“Incentive – a thing that motivates or encourages someone to do something.”
There is a lot of debate on the use of incentives in Performance Based Contracts (PBC). Some argue, especially buyers from public sector organisations (e.g. state and federal governments), “why should I pay more for something that I have already contracted for?”. Alternatively, some argue that incentives should exist to reward sellers who deliver better value for money than originally tended through early delivery, reduced cost, increased capability, etc. So who is right?
For many who know me may believe that I support one of these perspectives more strongly. In fact I believe a well-considered and constructed use of incentives in PBCs offers benefits to both buyer and seller as illustrated in Table 1.
|Benefits of Incentives to Buyer||Benefits of Incentives to Seller|
|1. Encourages better performance
2. Encourages reduction in price/ better value for money
3. Encourages positive behaviours
4. Encourages delivery of long-term / indirect enterprise outcomes through collaboration
|1. Rewards superior performance
2. Rewards reductions in price / better value for money
3. Rewards positive behaviours
4. Rewards collaboration
5. Allows lost revenue to be earned back
But, before we look at how to implement an incentive regime in a PBC we need to understand the range of possible incentives that are available to PBC practitioners. These fall into 2 categories; (1) performance measure incentives or (2) contract incentives. Let’s now look at each in turn.
Performance Measure Incentive. This is the simplest and best understood of the PBC incentives. In this case instead of performance measure score stopping at 100%, it continues above 100%. Therefore, in this instance the Weighted Performance Score (see the previous article Performance Measure Weighting) would also be above 100% potentially limited (capped). This is illustrated in Figure 1.
Figure 1 – Performance Based Contracting (PBC) Payment Curve
Contract Incentive – the other type of PBC incentive is related to specific contract terms.

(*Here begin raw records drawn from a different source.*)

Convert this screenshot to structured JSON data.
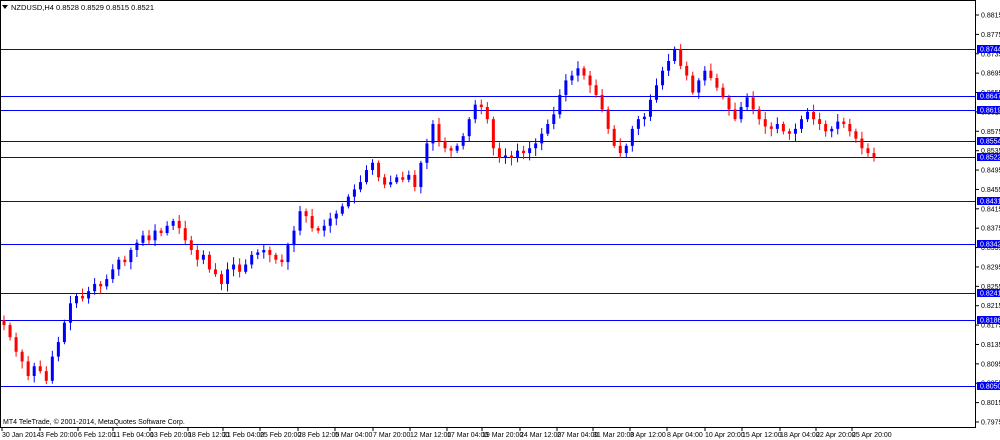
{
  "header": {
    "symbol_line": "NZDUSD,H4  0.8528 0.8529 0.8515 0.8521"
  },
  "footer": {
    "copyright": "MT4 TeleTrade, © 2001-2014, MetaQuotes Software Corp."
  },
  "colors": {
    "bull": "#0000ff",
    "bear": "#ff0000",
    "level_line": "#0000ff",
    "level_label_bg": "#0000ff",
    "axis": "#000000",
    "background": "#ffffff"
  },
  "chart_data": {
    "type": "candlestick",
    "symbol": "NZDUSD",
    "timeframe": "H4",
    "last": {
      "open": 0.8528,
      "high": 0.8529,
      "low": 0.8515,
      "close": 0.8521
    },
    "ylim": [
      0.7975,
      0.8835
    ],
    "y_ticks": [
      "0.8815",
      "0.8775",
      "0.8735",
      "0.8695",
      "0.8655",
      "0.8615",
      "0.8575",
      "0.8535",
      "0.8495",
      "0.8455",
      "0.8415",
      "0.8375",
      "0.8335",
      "0.8295",
      "0.8255",
      "0.8215",
      "0.8175",
      "0.8135",
      "0.8095",
      "0.8055",
      "0.8015",
      "0.7975"
    ],
    "x_labels": [
      "30 Jan 2014",
      "3 Feb 20:00",
      "6 Feb 12:00",
      "11 Feb 04:00",
      "13 Feb 20:00",
      "18 Feb 12:00",
      "21 Feb 04:00",
      "25 Feb 20:00",
      "28 Feb 12:00",
      "5 Mar 04:00",
      "7 Mar 20:00",
      "12 Mar 12:00",
      "17 Mar 04:00",
      "19 Mar 20:00",
      "24 Mar 12:00",
      "27 Mar 04:00",
      "31 Mar 20:00",
      "3 Apr 12:00",
      "8 Apr 04:00",
      "10 Apr 20:00",
      "15 Apr 12:00",
      "18 Apr 04:00",
      "22 Apr 20:00",
      "25 Apr 20:00"
    ],
    "levels": [
      {
        "value": 0.8744,
        "label": "0.8744"
      },
      {
        "value": 0.8647,
        "label": "0.8647"
      },
      {
        "value": 0.8619,
        "label": "0.8619"
      },
      {
        "value": 0.8554,
        "label": "0.8554"
      },
      {
        "value": 0.8522,
        "label": "0.8522"
      },
      {
        "value": 0.8431,
        "label": "0.8431"
      },
      {
        "value": 0.8342,
        "label": "0.8342"
      },
      {
        "value": 0.8241,
        "label": "0.8241"
      },
      {
        "value": 0.8186,
        "label": "0.8186"
      },
      {
        "value": 0.805,
        "label": "0.8050"
      }
    ],
    "close_path": [
      0.8175,
      0.815,
      0.812,
      0.81,
      0.807,
      0.809,
      0.808,
      0.806,
      0.811,
      0.814,
      0.818,
      0.822,
      0.8235,
      0.823,
      0.8245,
      0.826,
      0.8255,
      0.827,
      0.829,
      0.831,
      0.8305,
      0.833,
      0.8345,
      0.836,
      0.835,
      0.837,
      0.8365,
      0.838,
      0.839,
      0.8375,
      0.835,
      0.833,
      0.831,
      0.832,
      0.829,
      0.828,
      0.826,
      0.829,
      0.83,
      0.8285,
      0.83,
      0.832,
      0.8325,
      0.833,
      0.832,
      0.831,
      0.8305,
      0.834,
      0.837,
      0.841,
      0.84,
      0.8375,
      0.837,
      0.838,
      0.8395,
      0.8405,
      0.842,
      0.844,
      0.8455,
      0.847,
      0.8495,
      0.851,
      0.848,
      0.8465,
      0.847,
      0.848,
      0.8475,
      0.8485,
      0.846,
      0.851,
      0.855,
      0.859,
      0.8555,
      0.854,
      0.8535,
      0.8545,
      0.8565,
      0.86,
      0.863,
      0.8625,
      0.86,
      0.854,
      0.852,
      0.8525,
      0.852,
      0.8535,
      0.853,
      0.854,
      0.855,
      0.857,
      0.859,
      0.861,
      0.865,
      0.868,
      0.869,
      0.8705,
      0.869,
      0.867,
      0.865,
      0.862,
      0.858,
      0.8545,
      0.853,
      0.8545,
      0.858,
      0.86,
      0.8605,
      0.864,
      0.867,
      0.87,
      0.872,
      0.8745,
      0.871,
      0.869,
      0.8655,
      0.868,
      0.87,
      0.8685,
      0.8665,
      0.8645,
      0.862,
      0.86,
      0.8625,
      0.8645,
      0.862,
      0.86,
      0.8585,
      0.858,
      0.859,
      0.8575,
      0.857,
      0.858,
      0.86,
      0.8615,
      0.86,
      0.859,
      0.8575,
      0.858,
      0.8595,
      0.859,
      0.8575,
      0.856,
      0.854,
      0.853,
      0.8521
    ]
  }
}
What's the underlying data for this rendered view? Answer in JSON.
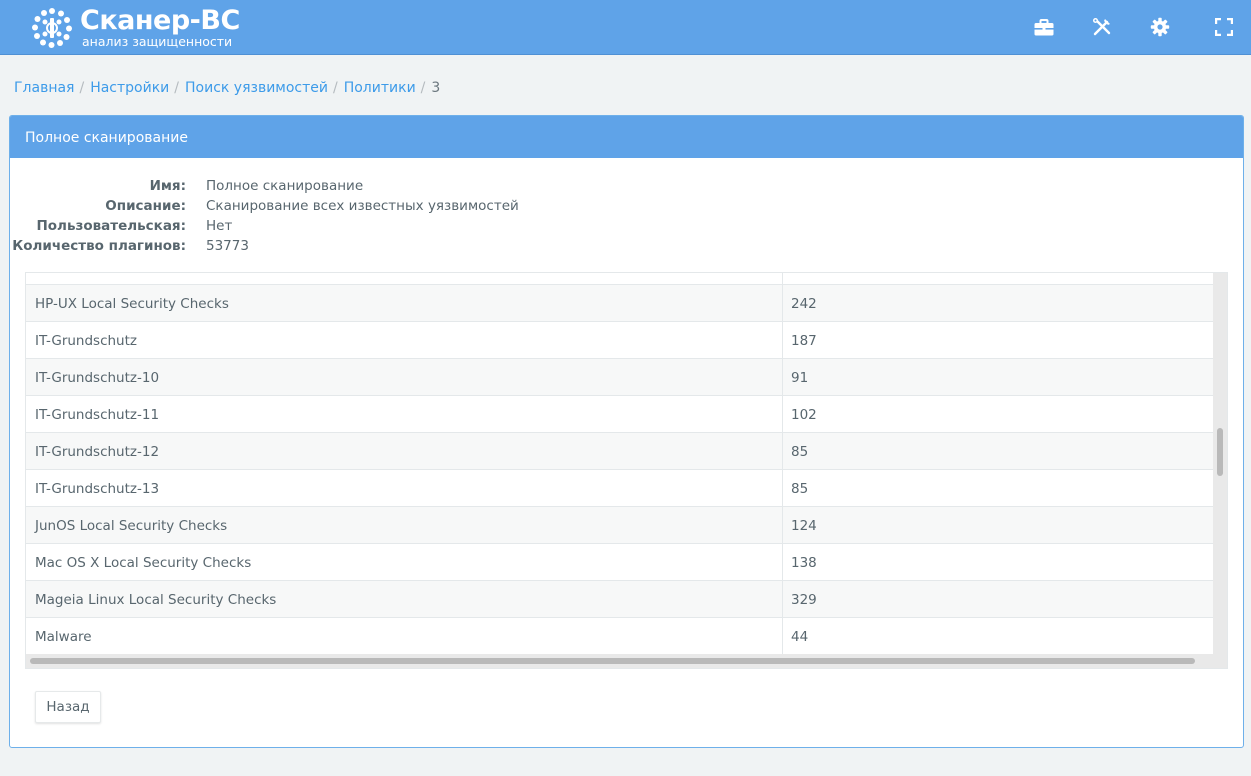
{
  "app": {
    "title": "Сканер-ВС",
    "subtitle": "анализ защищенности"
  },
  "topbar": {
    "icons": [
      "briefcase-icon",
      "tools-icon",
      "gear-icon",
      "fullscreen-icon"
    ]
  },
  "breadcrumb": {
    "items": [
      "Главная",
      "Настройки",
      "Поиск уязвимостей",
      "Политики"
    ],
    "current": "3"
  },
  "panel": {
    "title": "Полное сканирование",
    "info": [
      {
        "label": "Имя:",
        "value": "Полное сканирование"
      },
      {
        "label": "Описание:",
        "value": "Сканирование всех известных уязвимостей"
      },
      {
        "label": "Пользовательская:",
        "value": "Нет"
      },
      {
        "label": "Количество плагинов:",
        "value": "53773"
      }
    ]
  },
  "table": {
    "rows": [
      {
        "name": "",
        "count": ""
      },
      {
        "name": "HP-UX Local Security Checks",
        "count": "242"
      },
      {
        "name": "IT-Grundschutz",
        "count": "187"
      },
      {
        "name": "IT-Grundschutz-10",
        "count": "91"
      },
      {
        "name": "IT-Grundschutz-11",
        "count": "102"
      },
      {
        "name": "IT-Grundschutz-12",
        "count": "85"
      },
      {
        "name": "IT-Grundschutz-13",
        "count": "85"
      },
      {
        "name": "JunOS Local Security Checks",
        "count": "124"
      },
      {
        "name": "Mac OS X Local Security Checks",
        "count": "138"
      },
      {
        "name": "Mageia Linux Local Security Checks",
        "count": "329"
      },
      {
        "name": "Malware",
        "count": "44"
      },
      {
        "name": "",
        "count": ""
      }
    ]
  },
  "buttons": {
    "back": "Назад"
  },
  "colors": {
    "header": "#5fa3e8",
    "link": "#3d9be9",
    "text": "#58666e"
  }
}
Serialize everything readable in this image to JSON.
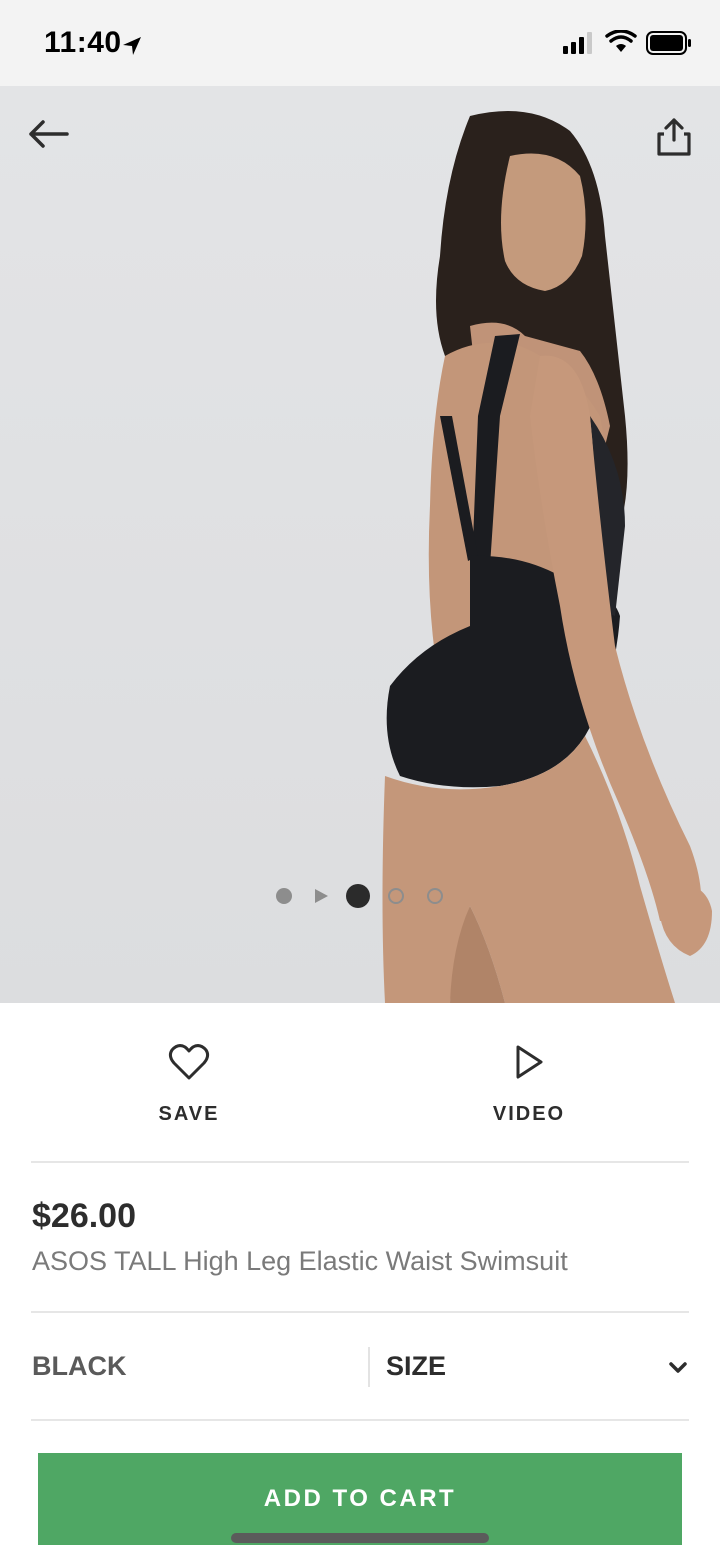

Some common ones include:
- Earn back – the ability to earn back any withheld / lost fees, typically applied at the end of a financial (or calendar) year to allow the seller to keep up revenue despite earlier poor performance.
- Contract Extension – the ability to earn extra contract terms without competition through the delivery of superior performance (which may include price and behaviours), sometimes referred to an Award Term / Rolling Wave / Rolling Window contracts.
- Contract Scope / Workshare – the ability to earn extra contract scope from a single buyer / seller arrangement or contract workshare from a single buyer / multi seller arrangement.
For clarity, in the case of contract incentives there are no extra payments for the current scope of work. Instead, they rely on future (or lost) revenue as a reward.
In the next article we’ll look at how to successfully apply an incentive regime to a PBC.